Stephen J.LurieMD, PhD, Senior EditorIndividualAuthor
To the Editor: In his Editorial1
accompanying the article by Dr Hirsch and colleagues,2
Dr Ouriel recommends screening for PAD by ABI measurement to identify patients
who should be treated to reduce their risk of cardiovascular events. Such
an approach is not supported by the results of Hirsch et al, since ABI measurements
led to a new diagnosis of vascular disease in only 7% of the patients. The
other 93% either had known vascular disease or no vascular disease. Among
the 7% with newly diagnosed vascular disease, ample reasons to receive measures
to prevent cardiovascular events already existed: 33% had diabetes, 60% were
current or former smokers, 74% had hyperlipidemia, and 81% had hypertension.
These patients needed more thoughtful medical care, not another test. The
same can be said for the patients with known vascular disease, some of whom
received insufficient treatment to prevent vascular events; whether or not
such treatment would be more avidly pursued in the presence of PAD is moot.

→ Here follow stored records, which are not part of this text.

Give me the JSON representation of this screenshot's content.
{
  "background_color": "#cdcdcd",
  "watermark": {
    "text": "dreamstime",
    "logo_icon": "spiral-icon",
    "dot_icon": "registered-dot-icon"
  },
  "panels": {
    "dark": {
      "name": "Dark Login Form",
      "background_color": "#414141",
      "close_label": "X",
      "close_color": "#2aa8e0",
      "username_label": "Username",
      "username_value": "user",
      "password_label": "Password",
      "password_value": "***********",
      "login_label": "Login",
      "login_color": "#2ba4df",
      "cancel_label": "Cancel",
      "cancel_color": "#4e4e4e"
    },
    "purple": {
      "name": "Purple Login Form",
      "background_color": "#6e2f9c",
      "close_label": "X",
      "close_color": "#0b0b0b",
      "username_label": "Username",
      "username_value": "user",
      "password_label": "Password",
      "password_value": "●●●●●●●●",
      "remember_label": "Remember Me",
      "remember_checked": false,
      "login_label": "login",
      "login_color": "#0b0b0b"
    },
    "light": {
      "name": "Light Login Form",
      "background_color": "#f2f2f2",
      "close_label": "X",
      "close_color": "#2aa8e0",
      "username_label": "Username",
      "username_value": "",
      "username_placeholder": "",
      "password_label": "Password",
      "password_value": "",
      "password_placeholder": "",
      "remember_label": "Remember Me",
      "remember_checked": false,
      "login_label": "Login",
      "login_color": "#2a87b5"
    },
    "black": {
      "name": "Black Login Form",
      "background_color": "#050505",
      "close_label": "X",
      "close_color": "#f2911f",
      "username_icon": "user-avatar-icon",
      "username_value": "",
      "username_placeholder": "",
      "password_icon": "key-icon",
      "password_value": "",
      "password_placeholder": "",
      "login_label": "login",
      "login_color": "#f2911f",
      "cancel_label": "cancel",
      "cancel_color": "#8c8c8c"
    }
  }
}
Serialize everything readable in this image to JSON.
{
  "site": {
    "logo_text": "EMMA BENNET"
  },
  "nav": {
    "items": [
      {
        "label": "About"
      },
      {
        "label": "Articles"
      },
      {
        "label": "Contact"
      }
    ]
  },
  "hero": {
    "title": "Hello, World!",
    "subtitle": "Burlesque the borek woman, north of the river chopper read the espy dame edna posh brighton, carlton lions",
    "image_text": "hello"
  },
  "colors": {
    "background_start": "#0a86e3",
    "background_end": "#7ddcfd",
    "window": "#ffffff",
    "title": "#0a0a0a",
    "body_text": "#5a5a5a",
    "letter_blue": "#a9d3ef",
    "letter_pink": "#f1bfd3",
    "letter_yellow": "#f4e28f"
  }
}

Fried RE. Diagnosis and Treatment of Peripheral Arterial Disease. JAMA. 2002;287(3):313-316. doi:10.1001/jama.287.3.313